Does Didion want to remember? Does she write to remember? In Blue Nights, she states, “Memories are what you no longer want to remember” (64). Would she rather forget? Forget the lives, or just forget the deaths? However, in writing, she has captured the memory for all time. If, as she said in Magical Thinking, writing is her attempt “to make sense” of the period that followed John’s death, to make sense of her grief and of death itself, then she does seem to want to remember. (7). If nothing else, she seems to want to remember through the process of writing itself, even if she never picks up these pages again, even if the process of writing is enough to begin to work through the complicated grief that results with the death of a spouse and the death of a daughter in one short year.
Blue Nights ends with these words, a list of associations:
I know what the frailty is, I know what the fear is.
For Didion, there is no day in which Quintana and John are not still alive. There is no day in which she does not still feel the need to protect her daughter, even if that means protecting the memory of her daughter. She knows that today if she reaches out to take her daughter’s hand as if Quintana was sitting beside her, “[Quintana] will fade from my touch. Vanish. Pass into nothingness” (Blue Nights 188). Didion writes of the memory of placing the ashes in the wall after Quintana’s funeral and seeing the cathedral doors locked behind (188). However, she still feels that same fear, as if it is not too late to protect her only child, as if that child has not already passed from her protection.

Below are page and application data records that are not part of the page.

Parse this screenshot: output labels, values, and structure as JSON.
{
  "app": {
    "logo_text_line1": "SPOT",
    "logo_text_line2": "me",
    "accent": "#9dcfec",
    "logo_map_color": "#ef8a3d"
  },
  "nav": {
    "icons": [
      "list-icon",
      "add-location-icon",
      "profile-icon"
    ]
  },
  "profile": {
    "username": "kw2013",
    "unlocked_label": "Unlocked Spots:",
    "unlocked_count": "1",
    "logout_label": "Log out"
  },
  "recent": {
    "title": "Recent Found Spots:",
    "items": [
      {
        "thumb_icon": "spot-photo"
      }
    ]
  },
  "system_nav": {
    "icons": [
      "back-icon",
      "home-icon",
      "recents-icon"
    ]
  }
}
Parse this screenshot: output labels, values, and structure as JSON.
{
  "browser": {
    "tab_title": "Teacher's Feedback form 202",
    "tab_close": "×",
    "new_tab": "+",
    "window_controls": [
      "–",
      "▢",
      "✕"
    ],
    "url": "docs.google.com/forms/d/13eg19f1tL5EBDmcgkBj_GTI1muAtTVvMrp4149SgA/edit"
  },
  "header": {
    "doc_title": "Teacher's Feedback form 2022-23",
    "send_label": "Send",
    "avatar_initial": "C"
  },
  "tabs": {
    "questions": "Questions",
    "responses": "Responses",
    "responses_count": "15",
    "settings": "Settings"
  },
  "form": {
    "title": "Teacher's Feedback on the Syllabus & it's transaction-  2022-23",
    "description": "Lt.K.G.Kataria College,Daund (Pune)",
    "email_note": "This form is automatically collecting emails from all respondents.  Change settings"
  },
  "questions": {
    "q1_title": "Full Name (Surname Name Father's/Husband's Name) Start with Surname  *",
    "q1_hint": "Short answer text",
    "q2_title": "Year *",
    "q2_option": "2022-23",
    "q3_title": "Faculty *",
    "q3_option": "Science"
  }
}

Through her use of lists in both Blue Nights and The Year of Magical Thinking, Didion gives the reader insight into the grief journey. She tells the reader what it feels like to try to live despite her desperate grief at the loss of her husband and daughter and the recognition that her days are numbered. Lists of concrete items – whether items in a pocket or a drawer, items on a grocery list, or a simple list of names on a legal pad – allow the reader to see what Didion sees, the actual physical world she lives in. Yet they also point beyond the physical and allow a glimpse at the turmoil and anguish, the anger and denial that come with complex grief.

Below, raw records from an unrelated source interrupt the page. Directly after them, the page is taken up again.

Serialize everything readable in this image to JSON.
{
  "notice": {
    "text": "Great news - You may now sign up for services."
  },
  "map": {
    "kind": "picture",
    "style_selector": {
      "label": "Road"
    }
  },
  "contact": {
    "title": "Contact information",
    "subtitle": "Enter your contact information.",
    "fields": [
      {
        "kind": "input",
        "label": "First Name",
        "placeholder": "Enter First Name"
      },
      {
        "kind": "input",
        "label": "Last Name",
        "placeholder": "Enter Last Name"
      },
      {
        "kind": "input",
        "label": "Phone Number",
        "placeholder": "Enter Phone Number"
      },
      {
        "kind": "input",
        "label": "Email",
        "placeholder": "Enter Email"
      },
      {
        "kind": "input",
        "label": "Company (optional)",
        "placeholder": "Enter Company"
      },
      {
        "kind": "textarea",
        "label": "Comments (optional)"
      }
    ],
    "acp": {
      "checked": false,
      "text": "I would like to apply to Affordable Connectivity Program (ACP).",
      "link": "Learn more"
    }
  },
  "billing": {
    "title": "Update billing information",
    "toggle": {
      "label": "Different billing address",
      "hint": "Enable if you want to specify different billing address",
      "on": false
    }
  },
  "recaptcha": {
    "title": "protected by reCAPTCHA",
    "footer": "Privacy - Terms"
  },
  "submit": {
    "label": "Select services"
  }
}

Kathryn Jones works as a grant writer for a boutique consulting firm in Austin, Texas, helping to raise funds to support regional foster care, cancer research, and minority workforce development. She holds a master’s degree in creative writing from the Naslund-Mann School of Writing at Spalding University, as well as graduate degrees in library science and liberal studies. Her work has appeared in The Filson, The Southwestern Archivist, Cat Fancy, Ruminate (Reader’s Notes), and online in Topology, The Write Launch, and Reading Deeply (Medium). She recently moved from Austin to Annapolis, Maryland with her husband, Fred, and two rescue dogs, where she is working on a memoir and hoping to learn to sail.